In an unprecedented show of support, the Atlanta Track Club’s bid included travel and lodging costs for all qualifiers, and not just the top-rank “A” qualifiers as in previous Trials.
The first Men’s Trials were held in 1968 in Alamosa, CO. The first Women’s Trials took place in Olympia, WA, in 1984. The course records for Trials races are Ryan Hall’s 2:09:02, established in the 2008 Trials, and Shalane Flanagan’s 2:25:38, which she recorded in Houston in 2012.
The Atlanta marathon course is the most challenging ever seen in a Trials marathon, with almost constant undulations of the type that eventually produced significant wear-and-tear on a runner’s body, especially the hips and knees. The 3-lap Atlanta course included 1389 feet of uphill climbing and 1382 feet of downhills, for a net start-to-finish gain of seven feet.

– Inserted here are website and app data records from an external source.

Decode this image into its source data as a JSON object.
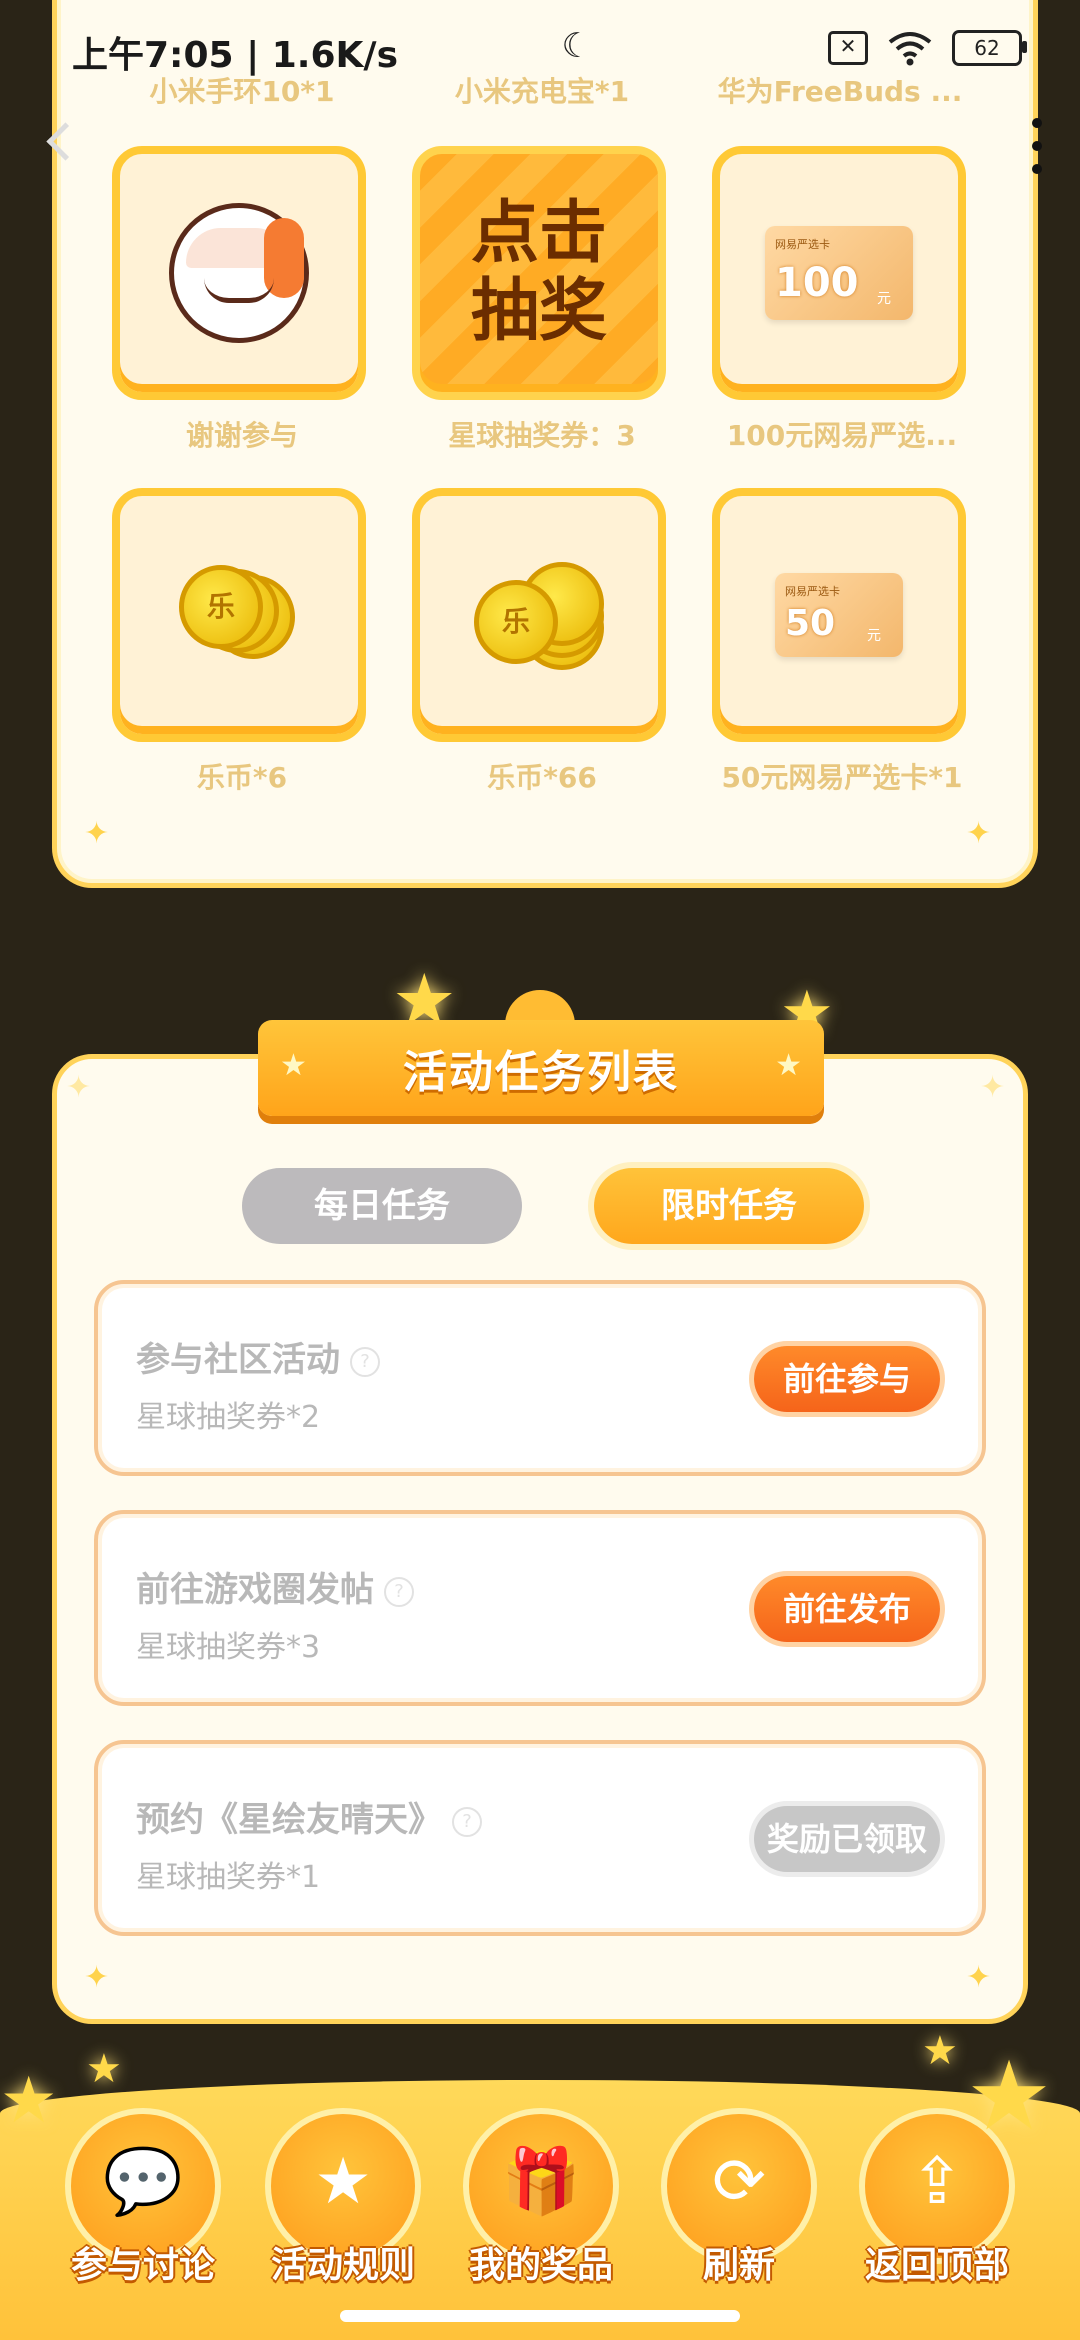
{
  "status_bar": {
    "time": "上午7:05 | 1.6K/s",
    "battery": "62",
    "icons": [
      "moon-icon",
      "sim-off-icon",
      "wifi-icon",
      "battery-icon"
    ]
  },
  "prizes": {
    "top_row_labels": [
      "小米手环10*1",
      "小米充电宝*1",
      "华为FreeBuds ..."
    ],
    "items": [
      {
        "label": "谢谢参与",
        "icon": "mascot-face-icon"
      },
      {
        "label": "星球抽奖券：3",
        "draw_text_line1": "点击",
        "draw_text_line2": "抽奖"
      },
      {
        "label": "100元网易严选...",
        "card_amount": "100",
        "card_unit": "元",
        "card_tag": "网易严选卡"
      },
      {
        "label": "乐币*6",
        "coin_char": "乐"
      },
      {
        "label": "乐币*66",
        "coin_char": "乐"
      },
      {
        "label": "50元网易严选卡*1",
        "card_amount": "50",
        "card_unit": "元",
        "card_tag": "网易严选卡"
      }
    ]
  },
  "task_panel": {
    "title": "活动任务列表",
    "tabs": [
      {
        "label": "每日任务",
        "active": false
      },
      {
        "label": "限时任务",
        "active": true
      }
    ],
    "tasks": [
      {
        "title": "参与社区活动",
        "reward": "星球抽奖券*2",
        "button": "前往参与",
        "done": false
      },
      {
        "title": "前往游戏圈发帖",
        "reward": "星球抽奖券*3",
        "button": "前往发布",
        "done": false
      },
      {
        "title": "预约《星绘友晴天》",
        "reward": "星球抽奖券*1",
        "button": "奖励已领取",
        "done": true
      }
    ]
  },
  "bottom_nav": [
    {
      "label": "参与讨论",
      "icon": "chat-icon",
      "glyph": "💬"
    },
    {
      "label": "活动规则",
      "icon": "star-search-icon",
      "glyph": "★"
    },
    {
      "label": "我的奖品",
      "icon": "gift-icon",
      "glyph": "🎁"
    },
    {
      "label": "刷新",
      "icon": "refresh-icon",
      "glyph": "⟳"
    },
    {
      "label": "返回顶部",
      "icon": "upload-arrow-icon",
      "glyph": "⇪"
    }
  ],
  "colors": {
    "accent_orange": "#ffa41a",
    "button_orange": "#f5641a",
    "panel_bg": "#fffbee",
    "page_bg": "#2a2417"
  }
}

The course started and finished at Centennial Olympic Park near the College Football Hall of Fame, the Georgia Aquarium, and the SkyView ferris wheel. It ran up and down Atlanta’s famed Peachtree Street, passing the Margaret Mitchell House (author of “Gone With The Wind”). The course also toured the city’s fourth ward, which includes the Martin Luther King National Historic Park, with both the birthplace and burial site of the famed civil rights leader.

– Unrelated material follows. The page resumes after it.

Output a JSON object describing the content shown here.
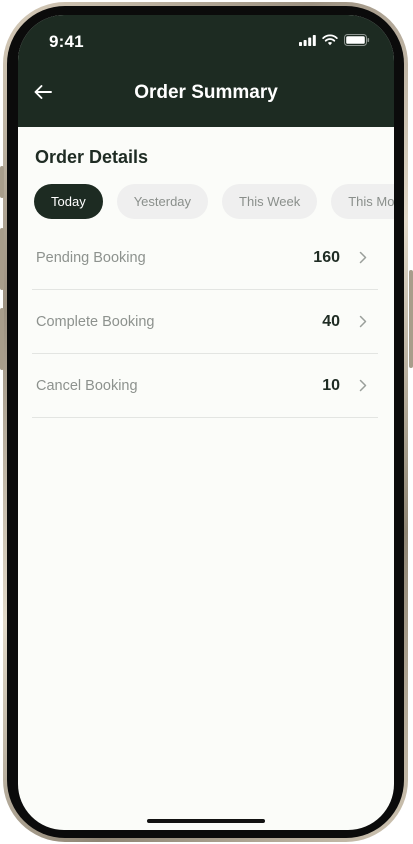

The Men’s and Women’s Olympic Marathons will be held August 8 and 9 in Sapporo, Japan, 500 miles north of Tokyo. They were moved from Tokyo amidst fears that the Tokyo heat and humidity could affect runners’ health.
Two previous Trials winners have gone on to win gold in the Olympic Marathon: Frank Shorter in 1972, and Joan Benoit in 1984. Two second-place Trials finishers have also won Olympic medals. In 2004, both Meb Keflezighi and Deena Kastor placed second in the Trials ahead of their silver- and bronze-medal performances in the Athens Olympic Marathon.
The Olympic Marathon qualifying times for 2020 are 2:11:30 and 2:29:30. However, World Athletics named the Atlanta Trials a “Gold Label Race,” meaning that the first five finishers are automatically eligible to run the Olympic Marathon. This covers the possibility that one of the top-three runners from today could get sick or injured in coming months, and need to be replaced by an alternate American.
Today’s Trials race included an impressive range of ages among qualified marathoners. The youngest runner was 16-year-old Tierney Wolfgram from Woodbury, MN; the oldest, 48-year old Perry Reeves Shoemaker from Vienna, VA. The youngest and oldest male runners were Sean O’Connor, 22, from West Hartford, CT and Bernard Lagat, 45, from Tucson, AZ. Lagat has competed in every Olympics from 2000 onward, making him the most decorated athlete in the field. An impressive 35 women in today’s race were over age 40. Four of the men were older than 40.